The Victorian government is uploading data from driver licenses to the federal government’s National Driver Licence Facial Recognition Solution but will only allow it to be accessed by its own agencies, for now.
The information includes the photographs, dates of birth, licence numbers and gender of licensees, but no information about traffic infringements or demerit points. There will be three months of “testing and checking” next but license-holders cannot opt out of having their data join the system. They already agreed to this when they applied for a new license or a renewal, according to the Victorian government’s explanatory website.
The state government is not providing Victoria’s facial recognition data to federal or interstate agencies until it is “satisfied” with the proposed Identity-matching Services Bill that is before federal parliament, according to a joint statement from Special Minister of State Gavin Jennings and Minister for Roads Jaala Pulford.
Digital Rights Watch chair Tim Singleton Norton, who fears encroachment on civil liberties, welcomed the caution. “As the Australian Privacy Foundation and FutureWise have already pointed out in their submission in relation to the national Identity-matching Services Bill, there are serious human rights and regulatory shortcomings in Australia’s biometric information collection and the proposed sharing regime,” he said.
The proposed federal legislation will provide legal authority for the Department of Home Affairs to collect, use and disclose identity information so it can “operate the technical systems that support the face matching services”, according to a departmental web page containing the key policies, inter-government agreements and privacy impact assessments related to the project.
Home Affairs will host a “national database of driver licence images” on behalf of states and territories. All jurisdictions agreed to build the system through the Council of Australian Governments in late 2017 but its development is proceeding slowly. The Victorian and Tasmanian governments are the first to provide the data and others are expected to follow suit over the next two years.
What is the point?
“This technology will help keep government agencies ahead of the pack when it comes to combating identity fraud, which is one of the most common and costly crimes facing our state,” Jennings claimed. “We are doing this as part of a national agreement, while ensuring the privacy of Victorians is not compromised.”

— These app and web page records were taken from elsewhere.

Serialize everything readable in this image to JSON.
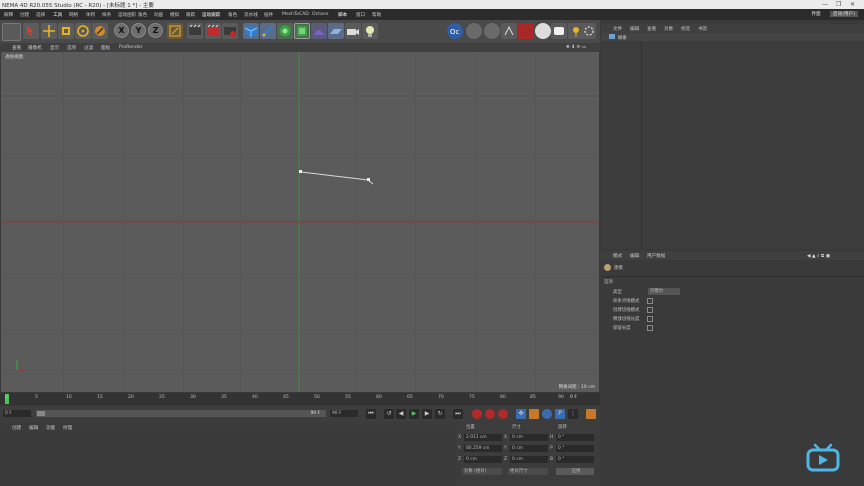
{
  "window": {
    "title": "NEMA 4D R20.055 Studio (RC - R20) - [未标题 1 *] - 主要",
    "controls": [
      "—",
      "❐",
      "✕"
    ]
  },
  "menubar": {
    "items": [
      "解释",
      "创建",
      "选择",
      "工具",
      "网格",
      "体积",
      "样条",
      "运动图形",
      "角色",
      "动画",
      "模拟",
      "跟踪",
      "运动跟踪",
      "角色",
      "流水线",
      "插件",
      "MeshToCAD",
      "Octane",
      "脚本",
      "窗口",
      "帮助"
    ],
    "right_label": "界面",
    "layout_value": "启动(用户)"
  },
  "toolbar": {
    "axis_x": "X",
    "axis_y": "Y",
    "axis_z": "Z"
  },
  "viewport_menu": {
    "items": [
      "查看",
      "摄像机",
      "显示",
      "选项",
      "过滤",
      "面板",
      "ProRender"
    ]
  },
  "viewport": {
    "label": "透视视图",
    "grid_spacing": "网格间距 : 10 cm"
  },
  "timeline": {
    "ticks": [
      "0",
      "5",
      "10",
      "15",
      "20",
      "25",
      "30",
      "35",
      "40",
      "45",
      "50",
      "55",
      "60",
      "65",
      "70",
      "75",
      "80",
      "85",
      "90"
    ],
    "current_frame": "0 F"
  },
  "playbar": {
    "start_frame": "0 F",
    "end_frame_field": "90 F",
    "end_frame": "90 F"
  },
  "material_menu": {
    "items": [
      "创建",
      "编辑",
      "功能",
      "纹理"
    ]
  },
  "coords": {
    "headers": [
      "位置",
      "尺寸",
      "旋转"
    ],
    "rows": [
      {
        "axis": "X",
        "pos": "2.011 cm",
        "size_axis": "X",
        "size": "0 cm",
        "rot_axis": "H",
        "rot": "0 °"
      },
      {
        "axis": "Y",
        "pos": "80.259 cm",
        "size_axis": "Y",
        "size": "0 cm",
        "rot_axis": "P",
        "rot": "0 °"
      },
      {
        "axis": "Z",
        "pos": "0 cm",
        "size_axis": "Z",
        "size": "0 cm",
        "rot_axis": "B",
        "rot": "0 °"
      }
    ],
    "mode": "对象 (相对)",
    "size_mode": "绝对尺寸",
    "apply_button": "应用"
  },
  "object_manager": {
    "menu": [
      "文件",
      "编辑",
      "查看",
      "对象",
      "标签",
      "书签"
    ],
    "tab_label": "样条"
  },
  "attribute_manager": {
    "menu": [
      "模式",
      "编辑",
      "用户数据"
    ],
    "object_label": "建模",
    "section": "选项",
    "fields": [
      {
        "label": "类型",
        "value": "贝塞尔"
      },
      {
        "label": "样条点线模式",
        "checked": false
      },
      {
        "label": "创建切线模式",
        "checked": false
      },
      {
        "label": "释放切线长度",
        "checked": false
      },
      {
        "label": "保留长度",
        "checked": false
      }
    ]
  },
  "colors": {
    "viewport_bg": "#5b5b5b",
    "grid_line": "#545454",
    "axis_y": "#3f8a3f",
    "axis_x": "#8a3a3a",
    "bilibili_blue": "#4fb7e8"
  }
}
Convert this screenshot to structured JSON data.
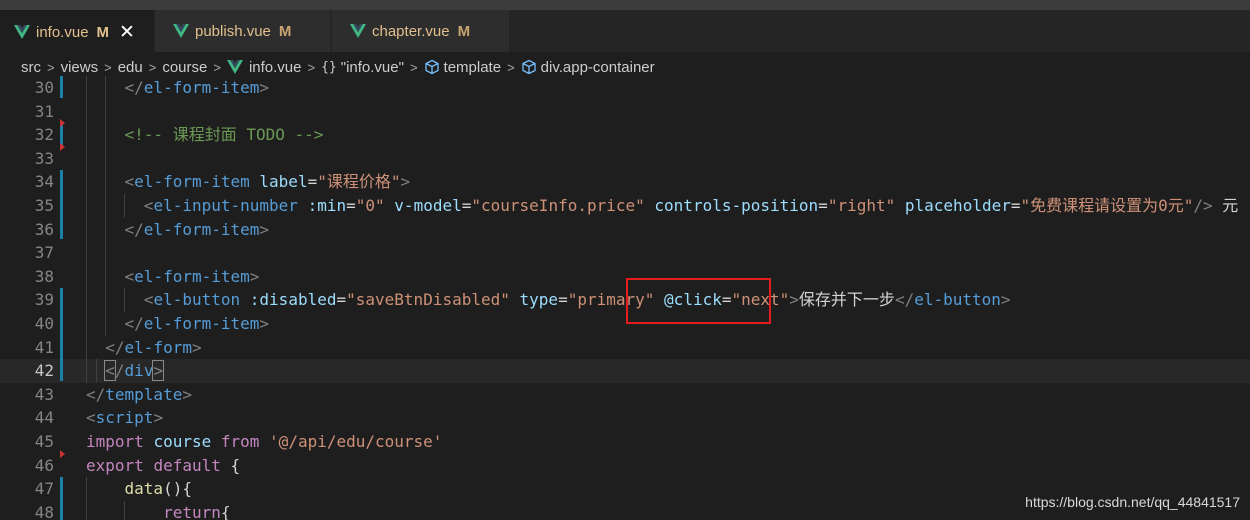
{
  "tabs": [
    {
      "label": "info.vue",
      "modified": "M",
      "active": true
    },
    {
      "label": "publish.vue",
      "modified": "M",
      "active": false
    },
    {
      "label": "chapter.vue",
      "modified": "M",
      "active": false
    }
  ],
  "tab_close_glyph": "✕",
  "breadcrumb": {
    "items": [
      "src",
      "views",
      "edu",
      "course",
      "info.vue",
      "\"info.vue\"",
      "template",
      "div.app-container"
    ],
    "braces": "{}"
  },
  "colors": {
    "vue_green": "#41b883",
    "modified": "#e2c08d",
    "highlight_box": "#e51c1c",
    "gutter_modified": "#1b81a8",
    "gutter_deleted": "#cc3333"
  },
  "editor": {
    "current_line": 42,
    "lines": [
      {
        "n": 30,
        "html": "    <span class=\"t-ang\">&lt;/</span><span class=\"t-tag\">el-form-item</span><span class=\"t-ang\">&gt;</span>"
      },
      {
        "n": 31,
        "html": ""
      },
      {
        "n": 32,
        "html": "    <span class=\"t-cmt\">&lt;!-- 课程封面 TODO --&gt;</span>"
      },
      {
        "n": 33,
        "html": ""
      },
      {
        "n": 34,
        "html": "    <span class=\"t-ang\">&lt;</span><span class=\"t-tag\">el-form-item</span> <span class=\"t-attr\">label</span><span class=\"t-txt\">=</span><span class=\"t-str\">\"课程价格\"</span><span class=\"t-ang\">&gt;</span>"
      },
      {
        "n": 35,
        "html": "      <span class=\"t-ang\">&lt;</span><span class=\"t-tag\">el-input-number</span> <span class=\"t-attr\">:min</span><span class=\"t-txt\">=</span><span class=\"t-str\">\"0\"</span> <span class=\"t-attr\">v-model</span><span class=\"t-txt\">=</span><span class=\"t-str\">\"courseInfo.price\"</span> <span class=\"t-attr\">controls-position</span><span class=\"t-txt\">=</span><span class=\"t-str\">\"right\"</span> <span class=\"t-attr\">placeholder</span><span class=\"t-txt\">=</span><span class=\"t-str\">\"免费课程请设置为0元\"</span><span class=\"t-ang\">/&gt;</span><span class=\"t-txt\"> 元</span>"
      },
      {
        "n": 36,
        "html": "    <span class=\"t-ang\">&lt;/</span><span class=\"t-tag\">el-form-item</span><span class=\"t-ang\">&gt;</span>"
      },
      {
        "n": 37,
        "html": ""
      },
      {
        "n": 38,
        "html": "    <span class=\"t-ang\">&lt;</span><span class=\"t-tag\">el-form-item</span><span class=\"t-ang\">&gt;</span>"
      },
      {
        "n": 39,
        "html": "      <span class=\"t-ang\">&lt;</span><span class=\"t-tag\">el-button</span> <span class=\"t-attr\">:disabled</span><span class=\"t-txt\">=</span><span class=\"t-str\">\"saveBtnDisabled\"</span> <span class=\"t-attr\">type</span><span class=\"t-txt\">=</span><span class=\"t-str\">\"primary\"</span> <span class=\"t-attr\">@click</span><span class=\"t-txt\">=</span><span class=\"t-str\">\"next\"</span><span class=\"t-ang\">&gt;</span><span class=\"t-txt\">保存并下一步</span><span class=\"t-ang\">&lt;/</span><span class=\"t-tag\">el-button</span><span class=\"t-ang\">&gt;</span>"
      },
      {
        "n": 40,
        "html": "    <span class=\"t-ang\">&lt;/</span><span class=\"t-tag\">el-form-item</span><span class=\"t-ang\">&gt;</span>"
      },
      {
        "n": 41,
        "html": "  <span class=\"t-ang\">&lt;/</span><span class=\"t-tag\">el-form</span><span class=\"t-ang\">&gt;</span>"
      },
      {
        "n": 42,
        "html": "  <span class=\"t-ang bracket-box\">&lt;</span><span class=\"t-ang\">/</span><span class=\"t-tag\">div</span><span class=\"t-ang bracket-box\">&gt;</span>"
      },
      {
        "n": 43,
        "html": "<span class=\"t-ang\">&lt;/</span><span class=\"t-tag\">template</span><span class=\"t-ang\">&gt;</span>"
      },
      {
        "n": 44,
        "html": "<span class=\"t-ang\">&lt;</span><span class=\"t-tag\">script</span><span class=\"t-ang\">&gt;</span>"
      },
      {
        "n": 45,
        "html": "<span class=\"t-kw\">import</span> <span class=\"t-var\">course</span> <span class=\"t-kw\">from</span> <span class=\"t-str\">'@/api/edu/course'</span>"
      },
      {
        "n": 46,
        "html": "<span class=\"t-kw\">export</span> <span class=\"t-kw\">default</span> <span class=\"t-txt\">{</span>"
      },
      {
        "n": 47,
        "html": "    <span class=\"t-fn\">data</span><span class=\"t-txt\">(){</span>"
      },
      {
        "n": 48,
        "html": "        <span class=\"t-kw\">return</span><span class=\"t-txt\">{</span>"
      }
    ]
  },
  "watermark": "https://blog.csdn.net/qq_44841517"
}
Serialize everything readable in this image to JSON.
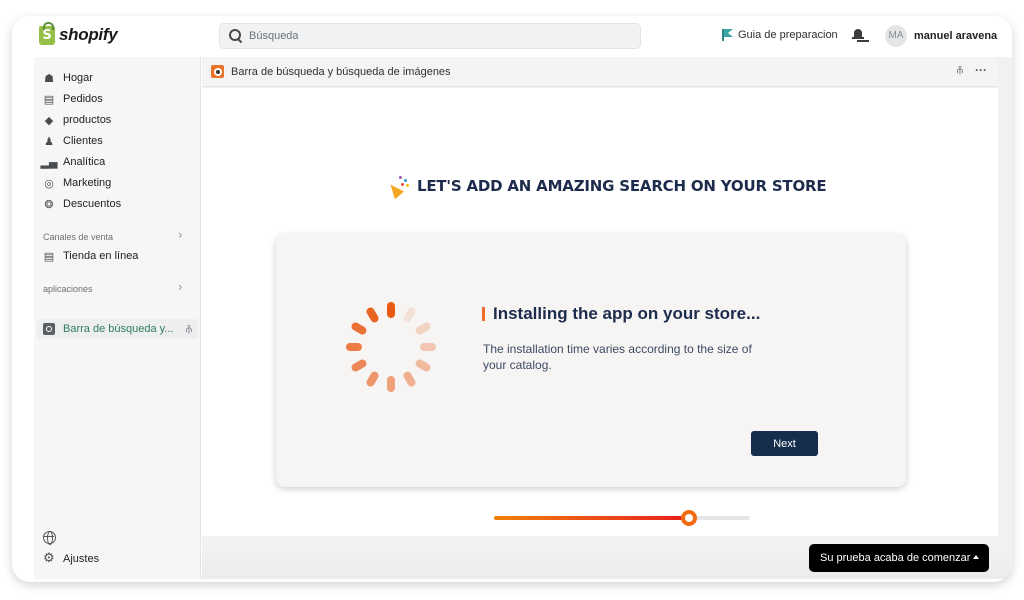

Estimates of the cost of identity crime vary; the Victorian Special Minister of State puts it at about $2.2 billion per year and says it affects 25% of the Australian community.
The main specific benefit of facial recognition, according to Pulford and Jennings, is it will help VicRoads and the police catch people using fake or duplicated licenses.
“This will make it harder for people to conceal their true identities and use multiple licences to avoid traffic fines, demerit points or licence cancellations,” said Pulford. “This will greatly assist in removing unauthorised and dangerous drivers from our roads.”
Once in place, the state government says the national system will also mean “everyone can easily and securely verify their identity” and it will be easier to find people who have gone missing.
Jennings and Pulford complain that “current image-based identification methods can be cumbersome, with sharing between agencies sometimes taking days or even longer to process” and they say use of the national facial recognition system by Victorian agencies will be “monitored” to protect individual privacy.
System ‘cannot be used mass surveillance’
Governments are keenly aware that no matter how the system is designed or how they justify it, the idea is concerning or frightening to a lot of people.
“The NDLFRS cannot be used for mass surveillance,” says the Victorian government’s website.
“Once implemented, approved Victorian Government agencies can useto review specific photographs. The system identifies distinctive facial characteristics, which can then be compared against driver licence images. This technology is already in use in Australia for passport and immigration purposes.”
The joint initiative has been branded “IDMatch” and now has its own website that spruiks services for businesses and tries to reassure sceptics they have nothing to fear from cyber attacks, data breaches or mission-creep.
The “mass surveillance” issue tops an interesting list of answers to frequently asked questions on the IDMatch site, which says it cannot do “real-time monitoring or live facial recognition of people in public places” because it is “deliberately designed not to accept live video feeds, such as CCTV”.
The new Facial Verification Service (FVS) can only confirm a person is who they claim to be, but some government bodies will be able to identify unknown people using the Face Identification Service (FIS).
“A trained human operator must submit an image for every Face Identification Service matching request. Only a specified list of law enforcement, anti-corruption and security agencies may use our services to identify unknown people. It is therefore not possible for private sector organisations (such as operators of stadiums) or local government authorities to use our services to scan a crowd to identify people.”
Mostly, people will knowingly and willingly have their identity verified using the FVS and if they don’t want to, an alternative will be available, but IDMatch will also disclose personal information without consent to law enforcement or security agencies when legally authorised.
Eventually the FVS will become available to a large range of organisations, much like the current Document Verification Service, as long as their access is “reasonable, necessary and proportionate to their functions or activities” — it will be up to Home Affairs to make that call.
“If access is granted, organisations must then enter into agreements with the government agencies that issue your identity documents in order to get access to that information through one (or more) of the Identity Matching Services.”